The Ministry of Health (M.O.H.) is studying the recommendations of a Joint Mission to Samoa, which is pushing for tobacco use in Samoa to be controlled and reduced due to its impact on health outcomes and the country’s long-term prosperity.
M.O.H. Assistant Chief Executive Officer (Health Protection and Enforcement), Mae’e Ualesi Silva, told the Samoa Observer in an interview that the country has only recorded a 49.5 per cent below average achievement on World Health Organisation (WHO) recommendations for taxes on tobacco products to be increased by 70 per cent.
“But right now, Samoa has yet to achieve this number as it is far from being close to it so that is why we need to look into this position,” she said.
“These are the doings that the government is looking into in terms of decreasing the amount of people who smoke."
It is hoped the increase in taxation of tobacco products will discourage people from smoking, though Mae’e added that research done by the Ministry also showed that smoking is on the rise among students.
The second recommendation in the Joint Mission report is for the implementation of an action plan to amend the 2019 Tobacco Control Act. This would result in the sale of tobacco products by minors being minimised, moves to plain packaging is explored and exemptions of smoke-free zones are removed.
The ban on smoking in public places will also be revisited as Mae’e is of the view that it should also be applied to a house’s outdoor area.

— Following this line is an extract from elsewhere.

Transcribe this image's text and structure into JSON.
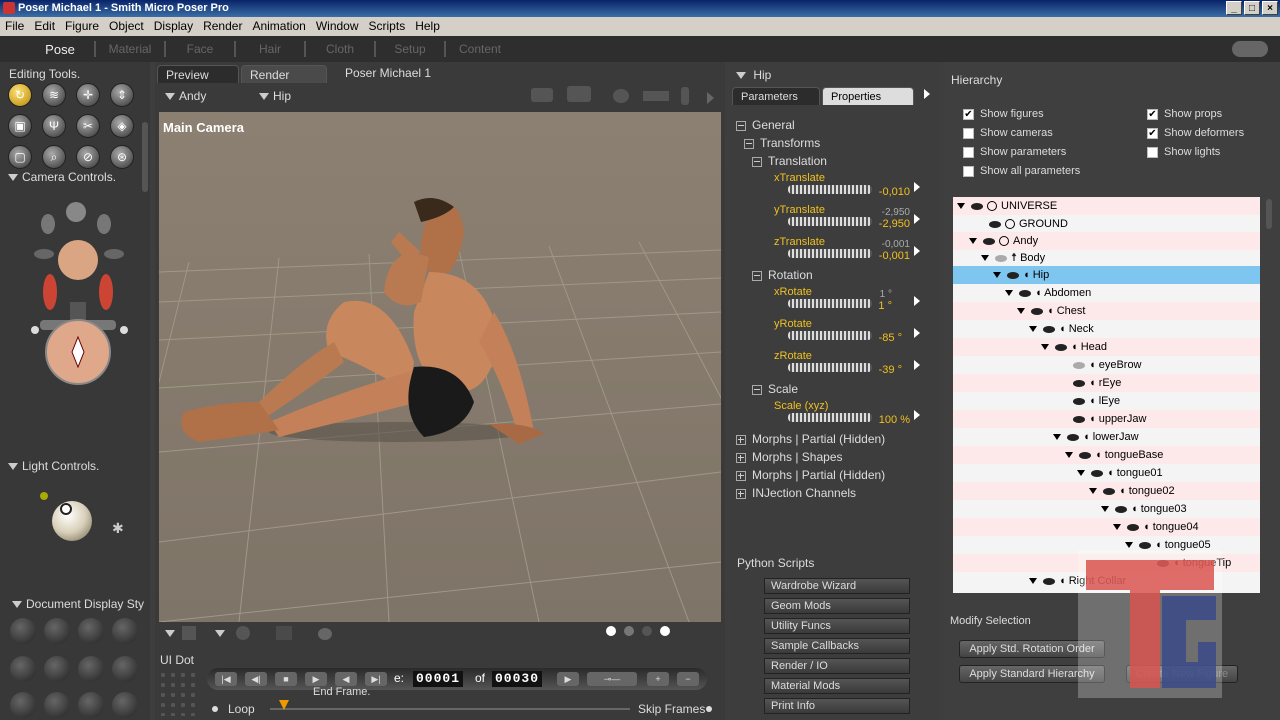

“It is a must to consider such as even though a smoker can go to smoke outside, the smoke gas will somehow still come into the building where they are smoking outside,” she added.
The Joint Mission’s third recommendation is for the National Tobacco Control Committee to enter into discussions on ways to enforce a decrease in the effects and usage of tobacco in everything and everywhere.
Such a statement, according to Mae’e, means that where strategies are developed government employees should not have any communication with tobacco producing companies under Public Service Commission’s recommendations.
It is hoped this will lead to the creation of a code of ethics for all public services to avoid being engaged with the tobacco industry, she added.
“We at MOH also have a downfall in our assigned jobs and duties of responsibilities as we are not enforcing the law that strongly,” she said.
Mae’e said some of the areas of recommendations have been achieved, most of them have been otherwise, especially in terms of smoking in public places such as taxis and buses.
“We are still looking into such situations where the law has not been taken seriously by the public,” she concluded.
The Joint Mission – comprising the Framework Convention on Tobacco Control Secretariat (FCTC), the United Nations Development Programme (UNDP) and the World Health Organisation (WHO) – which visited Samoa last year as part of the FCTC Project to support nations strengthen WHO FCTC implementation in order to achieve the Sustainable Development Goals (SDG). It presented a report containing its findings and recommendations to the Samoa government last week.